►

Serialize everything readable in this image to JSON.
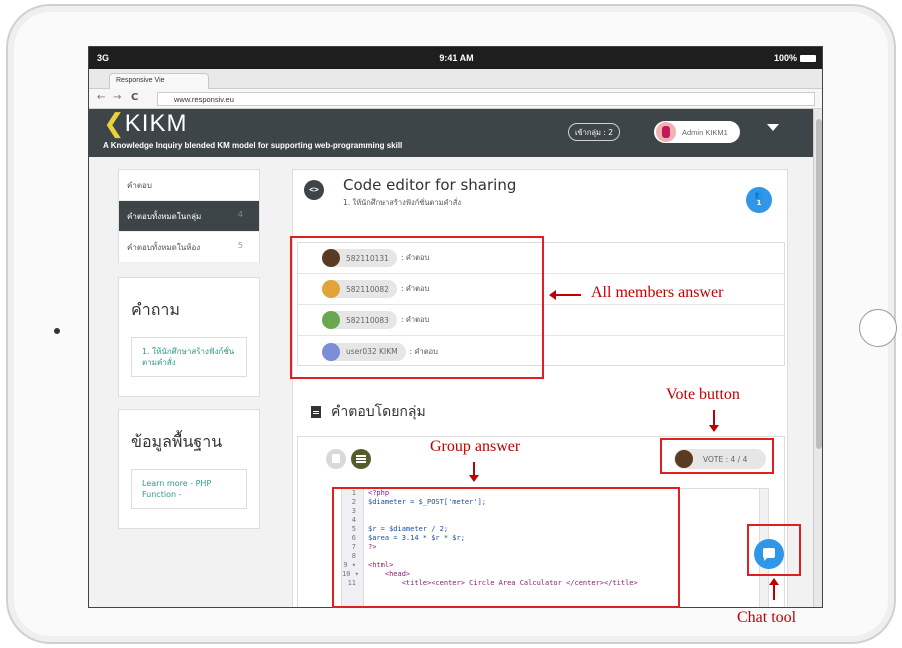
{
  "statusbar": {
    "signal": "3G",
    "time": "9:41 AM",
    "battery": "100%"
  },
  "browser": {
    "tab_title": "Responsive Vie",
    "url": "www.responsiv.eu",
    "back": "←",
    "forward": "→",
    "reload": "C"
  },
  "header": {
    "logo": "KIKM",
    "logo_chevron": "❮",
    "tagline": "A Knowledge Inquiry blended KM model for supporting web-programming skill",
    "group_pill": "เข้ากลุ่ม : 2",
    "admin_name": "Admin KIKM1"
  },
  "sidebar": {
    "items": [
      {
        "label": "คำตอบ",
        "count": ""
      },
      {
        "label": "คำตอบทั้งหมดในกลุ่ม",
        "count": "4"
      },
      {
        "label": "คำตอบทั้งหมดในห้อง",
        "count": "5"
      }
    ],
    "question_title": "คำถาม",
    "question_link": "1. ให้นักศึกษาสร้างฟังก์ชั่นตามคำสั่ง",
    "basics_title": "ข้อมูลพื้นฐาน",
    "basics_link": "Learn more - PHP Function -"
  },
  "main": {
    "code_icon": "<>",
    "title": "Code editor for sharing",
    "subtitle": "1. ให้นักศึกษาสร้างฟังก์ชั่นตามคำสั่ง",
    "members_count": "1",
    "members": [
      {
        "id": "582110131",
        "answer": ": คำตอบ",
        "color": "#5a3b22"
      },
      {
        "id": "582110082",
        "answer": ": คำตอบ",
        "color": "#e0a43a"
      },
      {
        "id": "582110083",
        "answer": ": คำตอบ",
        "color": "#6aa84f"
      },
      {
        "id": "user032 KIKM",
        "answer": ": คำตอบ",
        "color": "#7a8fd6"
      }
    ],
    "group_heading": "คำตอบโดยกลุ่ม",
    "vote_label": "VOTE : 4 / 4",
    "code_lines": [
      {
        "n": "1",
        "t": "<?php",
        "k": "tag"
      },
      {
        "n": "2",
        "t": "$diameter = $_POST['meter'];",
        "k": "var"
      },
      {
        "n": "3",
        "t": "",
        "k": ""
      },
      {
        "n": "4",
        "t": "",
        "k": ""
      },
      {
        "n": "5",
        "t": "$r = $diameter / 2;",
        "k": "var"
      },
      {
        "n": "6",
        "t": "$area = 3.14 * $r * $r;",
        "k": "var"
      },
      {
        "n": "7",
        "t": "?>",
        "k": "tag"
      },
      {
        "n": "8",
        "t": "",
        "k": ""
      },
      {
        "n": "9 ▾",
        "t": "<html>",
        "k": "tag"
      },
      {
        "n": "10 ▾",
        "t": "    <head>",
        "k": "tag"
      },
      {
        "n": "11",
        "t": "        <title><center> Circle Area Calculator </center></title>",
        "k": "tag"
      }
    ]
  },
  "annotations": {
    "members": "All members answer",
    "vote": "Vote button",
    "group": "Group answer",
    "chat": "Chat tool"
  },
  "colors": {
    "header_bg": "#3d4548",
    "logo_accent": "#e8d23a",
    "fab_blue": "#2f96e8",
    "annotation_red": "#c00000",
    "link_teal": "#2e9a8a"
  }
}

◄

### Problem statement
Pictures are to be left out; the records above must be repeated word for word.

### Written response
Serialize everything readable in this image to JSON.
{
  "statusbar": {
    "signal": "3G",
    "time": "9:41 AM",
    "battery": "100%"
  },
  "browser": {
    "tab_title": "Responsive Vie",
    "url": "www.responsiv.eu",
    "back": "←",
    "forward": "→",
    "reload": "C"
  },
  "header": {
    "logo": "KIKM",
    "logo_chevron": "❮",
    "tagline": "A Knowledge Inquiry blended KM model for supporting web-programming skill",
    "group_pill": "เข้ากลุ่ม : 2",
    "admin_name": "Admin KIKM1"
  },
  "sidebar": {
    "items": [
      {
        "label": "คำตอบ",
        "count": ""
      },
      {
        "label": "คำตอบทั้งหมดในกลุ่ม",
        "count": "4"
      },
      {
        "label": "คำตอบทั้งหมดในห้อง",
        "count": "5"
      }
    ],
    "question_title": "คำถาม",
    "question_link": "1. ให้นักศึกษาสร้างฟังก์ชั่นตามคำสั่ง",
    "basics_title": "ข้อมูลพื้นฐาน",
    "basics_link": "Learn more - PHP Function -"
  },
  "main": {
    "code_icon": "<>",
    "title": "Code editor for sharing",
    "subtitle": "1. ให้นักศึกษาสร้างฟังก์ชั่นตามคำสั่ง",
    "members_count": "1",
    "members": [
      {
        "id": "582110131",
        "answer": ": คำตอบ",
        "color": "#5a3b22"
      },
      {
        "id": "582110082",
        "answer": ": คำตอบ",
        "color": "#e0a43a"
      },
      {
        "id": "582110083",
        "answer": ": คำตอบ",
        "color": "#6aa84f"
      },
      {
        "id": "user032 KIKM",
        "answer": ": คำตอบ",
        "color": "#7a8fd6"
      }
    ],
    "group_heading": "คำตอบโดยกลุ่ม",
    "vote_label": "VOTE : 4 / 4",
    "code_lines": [
      {
        "n": "1",
        "t": "<?php",
        "k": "tag"
      },
      {
        "n": "2",
        "t": "$diameter = $_POST['meter'];",
        "k": "var"
      },
      {
        "n": "3",
        "t": "",
        "k": ""
      },
      {
        "n": "4",
        "t": "",
        "k": ""
      },
      {
        "n": "5",
        "t": "$r = $diameter / 2;",
        "k": "var"
      },
      {
        "n": "6",
        "t": "$area = 3.14 * $r * $r;",
        "k": "var"
      },
      {
        "n": "7",
        "t": "?>",
        "k": "tag"
      },
      {
        "n": "8",
        "t": "",
        "k": ""
      },
      {
        "n": "9 ▾",
        "t": "<html>",
        "k": "tag"
      },
      {
        "n": "10 ▾",
        "t": "    <head>",
        "k": "tag"
      },
      {
        "n": "11",
        "t": "        <title><center> Circle Area Calculator </center></title>",
        "k": "tag"
      }
    ]
  },
  "annotations": {
    "members": "All members answer",
    "vote": "Vote button",
    "group": "Group answer",
    "chat": "Chat tool"
  },
  "colors": {
    "header_bg": "#3d4548",
    "logo_accent": "#e8d23a",
    "fab_blue": "#2f96e8",
    "annotation_red": "#c00000",
    "link_teal": "#2e9a8a"
  }
}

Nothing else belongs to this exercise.